NY billboard calls for Cuomo's impeachment amid controversies

NY billboard calls for Cuomo's impeachment amid controversies

A new highway billboard in Albany is calling for New York Gov. Andrew CuomoAndrew CuomoCNN's Cuomo tells restaurant owner: 'You sound like an idiot' for denying service to vaccinated customers The Hill's Morning Report - Presented by Facebook - A huge win for Biden, centrist senators Cuomo ordering all New York state workers to be vaccinated or face testing MORE’s (D) impeachment amid a series of controversies surrounding the elected official. 

Local gun store owner Brian Olesen told the New York Post that he paid for the electronic billboard that now lines Interstate 787 just north of the state capital “to demand that he [Cuomo] be held accountable for the mass deaths at the nursing homes.” 

Cuomo’s office earlier this month admitted to withholding coronavirus data at nursing homes in the state, prompting bipartisan backlash and calls from some for the governor to resign or face legal punishment. 


The billboard, which first went up Tuesday, shows an image of Cuomo, along with the word, “IMPEACH!” in bold, red letters. 

“Our original message was ‘He lied, they died,’ but the billboard company rejected it,” Olesen told the Post.  

The unveiling of the billboard came before a former aide to Cuomo, Lindsey Boylan accused the governor of kissing her without her consent and making inappropriate remarks while she worked in his office.

“Combined with these sexual allegations, I think people in this state have had it,” Olesen said. “And people are going to take the initiative now to seek this guy’s removal.”

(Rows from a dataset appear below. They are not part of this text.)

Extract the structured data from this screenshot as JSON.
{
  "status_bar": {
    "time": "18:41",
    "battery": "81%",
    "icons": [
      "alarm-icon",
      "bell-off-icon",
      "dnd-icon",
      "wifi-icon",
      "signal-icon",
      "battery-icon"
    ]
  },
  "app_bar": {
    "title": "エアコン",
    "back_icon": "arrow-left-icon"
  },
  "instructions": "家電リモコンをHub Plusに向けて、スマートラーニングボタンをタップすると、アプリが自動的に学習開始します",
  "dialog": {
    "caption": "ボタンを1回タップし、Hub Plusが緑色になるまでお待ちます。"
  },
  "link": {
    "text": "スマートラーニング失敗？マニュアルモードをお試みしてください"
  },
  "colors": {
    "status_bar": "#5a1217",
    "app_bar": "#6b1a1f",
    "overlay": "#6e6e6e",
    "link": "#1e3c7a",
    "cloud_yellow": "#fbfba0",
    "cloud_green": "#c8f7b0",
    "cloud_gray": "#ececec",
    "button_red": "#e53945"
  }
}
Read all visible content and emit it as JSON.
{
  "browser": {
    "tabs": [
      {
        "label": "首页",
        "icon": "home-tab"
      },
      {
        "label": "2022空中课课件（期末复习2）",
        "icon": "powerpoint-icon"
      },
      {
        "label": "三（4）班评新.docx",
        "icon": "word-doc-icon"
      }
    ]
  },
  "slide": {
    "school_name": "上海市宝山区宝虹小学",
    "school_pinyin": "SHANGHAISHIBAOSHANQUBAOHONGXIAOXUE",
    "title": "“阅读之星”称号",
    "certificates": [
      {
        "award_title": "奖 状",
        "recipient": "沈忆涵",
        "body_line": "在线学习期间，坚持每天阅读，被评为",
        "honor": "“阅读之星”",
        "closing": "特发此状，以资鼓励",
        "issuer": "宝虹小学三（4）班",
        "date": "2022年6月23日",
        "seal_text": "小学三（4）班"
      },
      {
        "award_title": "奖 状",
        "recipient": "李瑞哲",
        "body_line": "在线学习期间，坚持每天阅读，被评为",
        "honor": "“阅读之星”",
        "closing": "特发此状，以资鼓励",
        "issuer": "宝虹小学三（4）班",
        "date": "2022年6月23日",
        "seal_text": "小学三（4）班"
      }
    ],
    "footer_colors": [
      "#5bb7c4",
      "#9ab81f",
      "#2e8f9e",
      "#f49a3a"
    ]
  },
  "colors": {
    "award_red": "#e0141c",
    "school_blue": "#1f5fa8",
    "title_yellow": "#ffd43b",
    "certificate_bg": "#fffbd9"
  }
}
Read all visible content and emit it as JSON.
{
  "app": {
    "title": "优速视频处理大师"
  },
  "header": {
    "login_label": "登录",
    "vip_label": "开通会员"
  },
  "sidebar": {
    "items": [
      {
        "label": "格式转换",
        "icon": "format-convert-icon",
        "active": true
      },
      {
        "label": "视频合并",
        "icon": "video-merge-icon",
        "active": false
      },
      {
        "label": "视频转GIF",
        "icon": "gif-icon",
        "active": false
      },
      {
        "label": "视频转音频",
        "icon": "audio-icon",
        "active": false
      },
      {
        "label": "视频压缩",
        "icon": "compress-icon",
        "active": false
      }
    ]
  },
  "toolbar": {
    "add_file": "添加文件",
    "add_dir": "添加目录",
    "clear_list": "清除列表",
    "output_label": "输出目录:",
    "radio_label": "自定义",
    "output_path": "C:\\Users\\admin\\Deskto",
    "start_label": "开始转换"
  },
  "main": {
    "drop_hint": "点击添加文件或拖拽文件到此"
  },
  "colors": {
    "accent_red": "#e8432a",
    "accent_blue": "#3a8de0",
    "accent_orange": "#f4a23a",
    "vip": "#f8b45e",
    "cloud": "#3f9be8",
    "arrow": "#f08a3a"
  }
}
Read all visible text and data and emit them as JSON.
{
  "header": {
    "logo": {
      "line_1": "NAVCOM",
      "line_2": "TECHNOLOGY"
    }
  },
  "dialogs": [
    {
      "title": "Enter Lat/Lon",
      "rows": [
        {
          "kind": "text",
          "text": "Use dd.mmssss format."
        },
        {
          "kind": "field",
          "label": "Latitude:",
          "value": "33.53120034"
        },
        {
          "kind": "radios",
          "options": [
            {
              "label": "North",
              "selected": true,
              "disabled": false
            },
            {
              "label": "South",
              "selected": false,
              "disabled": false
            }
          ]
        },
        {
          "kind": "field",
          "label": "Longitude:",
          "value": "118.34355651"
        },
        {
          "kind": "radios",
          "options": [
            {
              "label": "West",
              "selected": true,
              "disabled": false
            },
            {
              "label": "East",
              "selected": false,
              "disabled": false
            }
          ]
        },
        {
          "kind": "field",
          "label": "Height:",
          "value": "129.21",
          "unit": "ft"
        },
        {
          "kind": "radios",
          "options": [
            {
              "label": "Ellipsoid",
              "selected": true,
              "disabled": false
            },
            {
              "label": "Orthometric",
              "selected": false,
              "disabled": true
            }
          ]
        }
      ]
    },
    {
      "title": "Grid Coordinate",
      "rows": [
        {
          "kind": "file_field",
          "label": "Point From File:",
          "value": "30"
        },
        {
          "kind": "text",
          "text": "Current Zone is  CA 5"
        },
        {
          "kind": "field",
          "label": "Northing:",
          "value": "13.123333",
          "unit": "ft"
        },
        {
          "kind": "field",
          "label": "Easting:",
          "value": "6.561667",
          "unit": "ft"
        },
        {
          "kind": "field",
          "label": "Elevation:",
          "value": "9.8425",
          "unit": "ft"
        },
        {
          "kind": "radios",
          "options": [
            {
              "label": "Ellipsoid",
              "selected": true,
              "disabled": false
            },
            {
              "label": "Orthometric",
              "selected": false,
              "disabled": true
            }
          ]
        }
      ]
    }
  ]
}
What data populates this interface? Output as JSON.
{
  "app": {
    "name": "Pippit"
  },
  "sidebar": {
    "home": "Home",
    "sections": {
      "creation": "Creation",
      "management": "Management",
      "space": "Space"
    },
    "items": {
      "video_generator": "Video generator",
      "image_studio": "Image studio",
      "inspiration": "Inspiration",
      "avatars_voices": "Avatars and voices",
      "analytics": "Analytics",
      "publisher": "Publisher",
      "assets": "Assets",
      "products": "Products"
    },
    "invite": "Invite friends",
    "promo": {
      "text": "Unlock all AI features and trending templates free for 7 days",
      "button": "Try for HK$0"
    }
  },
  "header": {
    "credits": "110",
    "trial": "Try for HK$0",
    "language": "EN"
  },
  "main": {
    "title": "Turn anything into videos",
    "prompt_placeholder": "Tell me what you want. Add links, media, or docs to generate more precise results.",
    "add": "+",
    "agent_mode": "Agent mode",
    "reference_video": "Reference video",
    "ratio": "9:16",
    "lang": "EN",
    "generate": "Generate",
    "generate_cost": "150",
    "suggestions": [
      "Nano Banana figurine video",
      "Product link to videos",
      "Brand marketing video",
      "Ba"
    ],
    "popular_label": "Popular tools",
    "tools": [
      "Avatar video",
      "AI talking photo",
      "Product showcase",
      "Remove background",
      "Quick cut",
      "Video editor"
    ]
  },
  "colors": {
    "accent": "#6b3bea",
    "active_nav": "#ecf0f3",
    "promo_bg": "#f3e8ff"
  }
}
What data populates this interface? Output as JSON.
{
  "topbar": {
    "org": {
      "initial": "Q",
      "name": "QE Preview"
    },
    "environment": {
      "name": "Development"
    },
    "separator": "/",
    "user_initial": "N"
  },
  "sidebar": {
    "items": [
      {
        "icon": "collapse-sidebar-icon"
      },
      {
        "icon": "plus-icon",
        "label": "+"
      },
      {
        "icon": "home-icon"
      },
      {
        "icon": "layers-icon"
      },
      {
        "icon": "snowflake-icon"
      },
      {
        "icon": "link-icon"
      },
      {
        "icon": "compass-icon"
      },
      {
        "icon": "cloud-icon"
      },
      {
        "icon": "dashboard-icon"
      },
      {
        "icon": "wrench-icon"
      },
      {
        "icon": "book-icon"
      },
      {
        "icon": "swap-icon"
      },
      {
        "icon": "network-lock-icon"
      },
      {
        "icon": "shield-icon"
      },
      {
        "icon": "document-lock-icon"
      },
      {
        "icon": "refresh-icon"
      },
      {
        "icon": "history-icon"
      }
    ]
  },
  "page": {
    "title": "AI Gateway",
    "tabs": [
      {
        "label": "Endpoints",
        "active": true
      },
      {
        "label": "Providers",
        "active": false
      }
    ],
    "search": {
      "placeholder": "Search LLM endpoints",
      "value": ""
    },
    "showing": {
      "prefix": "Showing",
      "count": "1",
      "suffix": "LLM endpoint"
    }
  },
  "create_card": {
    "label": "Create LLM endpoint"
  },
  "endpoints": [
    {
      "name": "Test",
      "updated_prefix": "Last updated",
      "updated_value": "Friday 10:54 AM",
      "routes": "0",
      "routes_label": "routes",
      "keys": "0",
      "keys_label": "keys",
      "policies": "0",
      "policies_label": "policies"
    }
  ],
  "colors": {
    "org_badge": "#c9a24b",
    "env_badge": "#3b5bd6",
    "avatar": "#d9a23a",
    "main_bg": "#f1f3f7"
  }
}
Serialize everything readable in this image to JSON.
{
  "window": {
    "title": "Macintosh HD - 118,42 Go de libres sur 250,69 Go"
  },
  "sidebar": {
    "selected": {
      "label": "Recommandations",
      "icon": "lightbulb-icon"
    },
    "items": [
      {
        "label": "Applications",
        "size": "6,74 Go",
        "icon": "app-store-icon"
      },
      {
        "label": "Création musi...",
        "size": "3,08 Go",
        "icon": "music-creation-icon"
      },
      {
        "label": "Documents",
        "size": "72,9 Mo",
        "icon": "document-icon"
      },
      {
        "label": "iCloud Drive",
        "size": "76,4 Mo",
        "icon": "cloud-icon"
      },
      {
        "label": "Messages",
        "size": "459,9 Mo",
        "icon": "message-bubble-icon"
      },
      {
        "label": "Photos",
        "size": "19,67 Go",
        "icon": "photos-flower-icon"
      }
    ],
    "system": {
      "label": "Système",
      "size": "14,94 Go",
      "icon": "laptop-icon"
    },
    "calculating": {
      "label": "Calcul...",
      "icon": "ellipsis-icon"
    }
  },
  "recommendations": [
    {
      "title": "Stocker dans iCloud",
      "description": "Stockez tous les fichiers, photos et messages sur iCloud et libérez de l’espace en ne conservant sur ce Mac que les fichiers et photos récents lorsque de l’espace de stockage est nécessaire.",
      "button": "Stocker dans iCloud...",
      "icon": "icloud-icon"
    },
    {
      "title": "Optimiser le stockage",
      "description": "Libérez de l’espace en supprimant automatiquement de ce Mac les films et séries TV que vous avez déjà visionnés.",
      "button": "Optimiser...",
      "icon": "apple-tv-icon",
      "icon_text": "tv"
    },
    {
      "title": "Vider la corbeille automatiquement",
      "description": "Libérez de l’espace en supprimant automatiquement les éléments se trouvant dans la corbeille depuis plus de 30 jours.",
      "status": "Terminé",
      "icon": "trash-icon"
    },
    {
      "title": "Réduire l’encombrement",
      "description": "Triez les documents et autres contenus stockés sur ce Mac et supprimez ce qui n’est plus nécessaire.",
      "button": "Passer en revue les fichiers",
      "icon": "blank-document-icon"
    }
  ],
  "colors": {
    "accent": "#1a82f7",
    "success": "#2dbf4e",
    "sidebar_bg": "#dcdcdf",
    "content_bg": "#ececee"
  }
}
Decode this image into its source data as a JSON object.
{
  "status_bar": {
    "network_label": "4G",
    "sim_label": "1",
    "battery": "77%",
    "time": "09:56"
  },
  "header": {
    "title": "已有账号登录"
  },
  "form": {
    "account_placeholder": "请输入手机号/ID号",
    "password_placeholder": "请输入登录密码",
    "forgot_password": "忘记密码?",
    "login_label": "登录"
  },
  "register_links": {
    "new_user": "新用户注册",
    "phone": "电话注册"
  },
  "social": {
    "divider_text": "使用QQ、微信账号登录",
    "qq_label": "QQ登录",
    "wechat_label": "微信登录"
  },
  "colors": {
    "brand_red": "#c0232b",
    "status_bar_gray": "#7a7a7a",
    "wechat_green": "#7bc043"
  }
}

A second former aide came forward later Saturday with additional sexual harassment allegations against Cuomo. 


Charlotte Bennett, 25, told The New York Times in an interview that the governor late last spring asked her personal questions about her sex life, allegedly telling Bennett that he previously had relationships with women in their 20s. 

Cuomo’s office has denied Boylan’s allegations.

Cuomo said in a public statement Saturday that he had intended to serve as a mentor to Bennett, adding that he “never made advances” toward her, “nor did I ever intend to act in any way that was inappropriate." 

New York Lt. Gov. Kathy Hochul (D) and New York state Senate Majority Leader Andrea Stewart-Cousins (D) have both called for independent investigations into the sexual harassment allegations.

Others, including Rep. Elise StefanikElise Marie StefanikStefanik calls Cheney 'Pelosi pawn' over Jan. 6 criticism GOP up in arms over Cheney, Kinzinger GOP's Banks burnishes brand with Pelosi veto MORE (R-N.Y.), have urged Cuomo to resign.